Records from a collection:
* * *
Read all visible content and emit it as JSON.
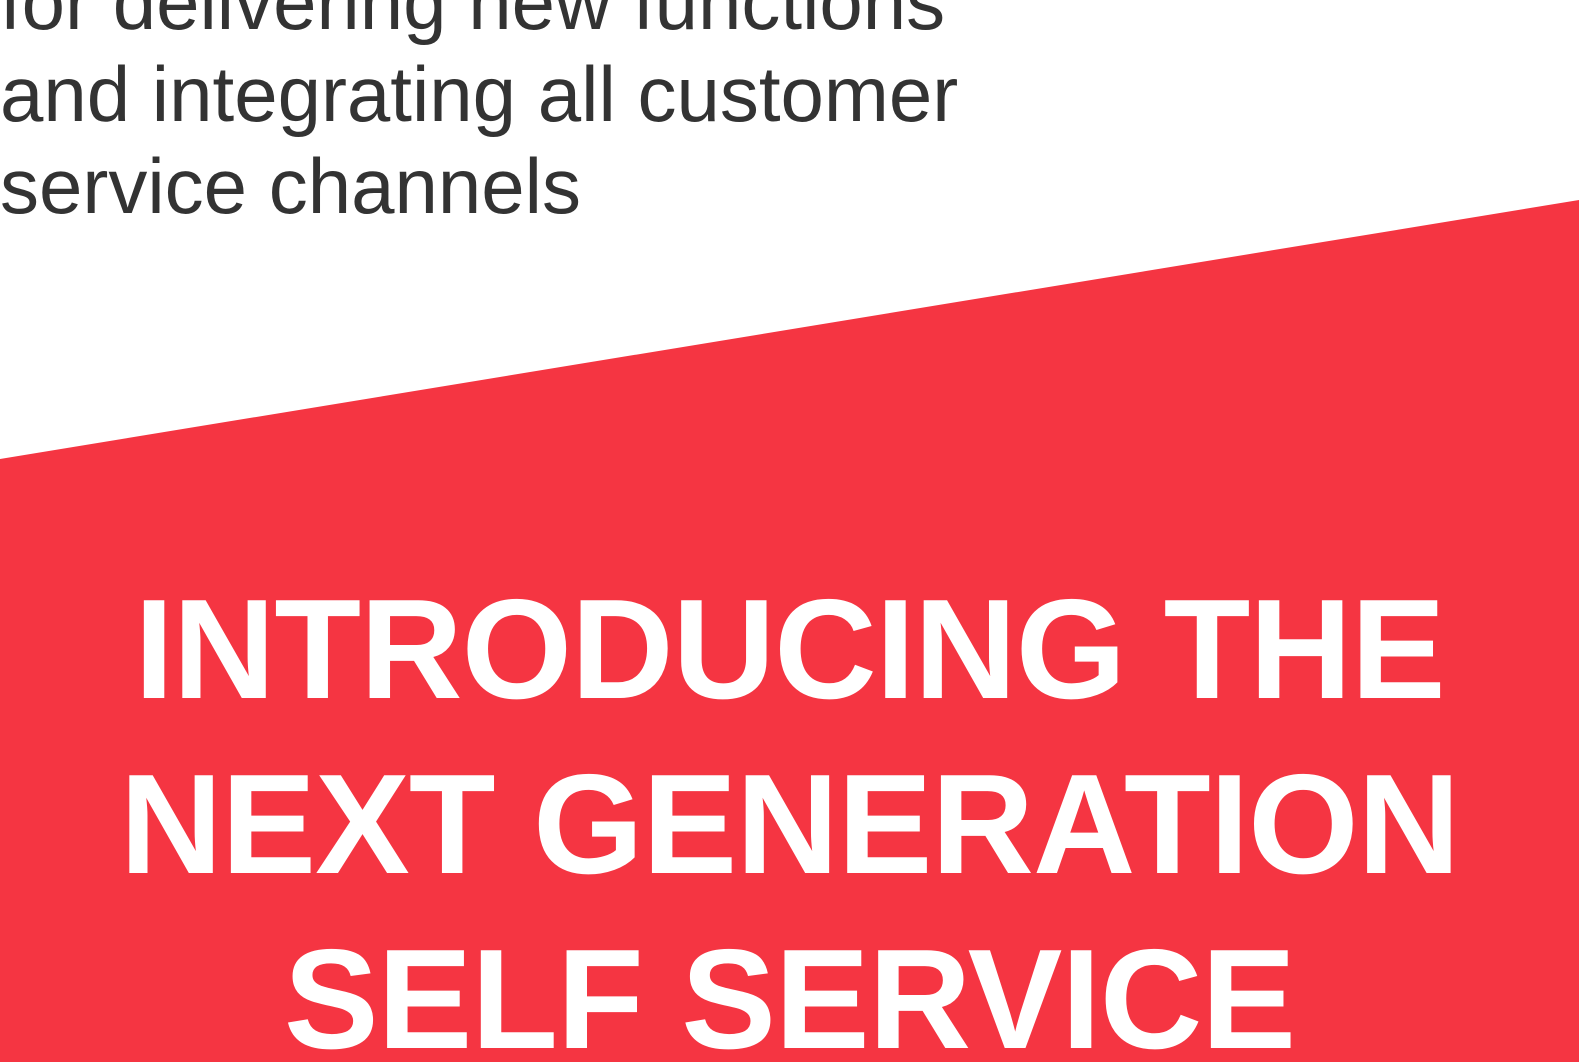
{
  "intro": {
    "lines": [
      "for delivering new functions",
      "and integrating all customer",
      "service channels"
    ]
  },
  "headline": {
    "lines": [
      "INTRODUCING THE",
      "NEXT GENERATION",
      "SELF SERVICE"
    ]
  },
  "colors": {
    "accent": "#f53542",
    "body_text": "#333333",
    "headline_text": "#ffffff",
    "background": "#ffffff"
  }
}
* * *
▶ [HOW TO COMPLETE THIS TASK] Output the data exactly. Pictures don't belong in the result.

▶ [EXERCISE SOLUTION]
Read all visible content and emit it as JSON.
{
  "intro": {
    "lines": [
      "for delivering new functions",
      "and integrating all customer",
      "service channels"
    ]
  },
  "headline": {
    "lines": [
      "INTRODUCING THE",
      "NEXT GENERATION",
      "SELF SERVICE"
    ]
  },
  "colors": {
    "accent": "#f53542",
    "body_text": "#333333",
    "headline_text": "#ffffff",
    "background": "#ffffff"
  }
}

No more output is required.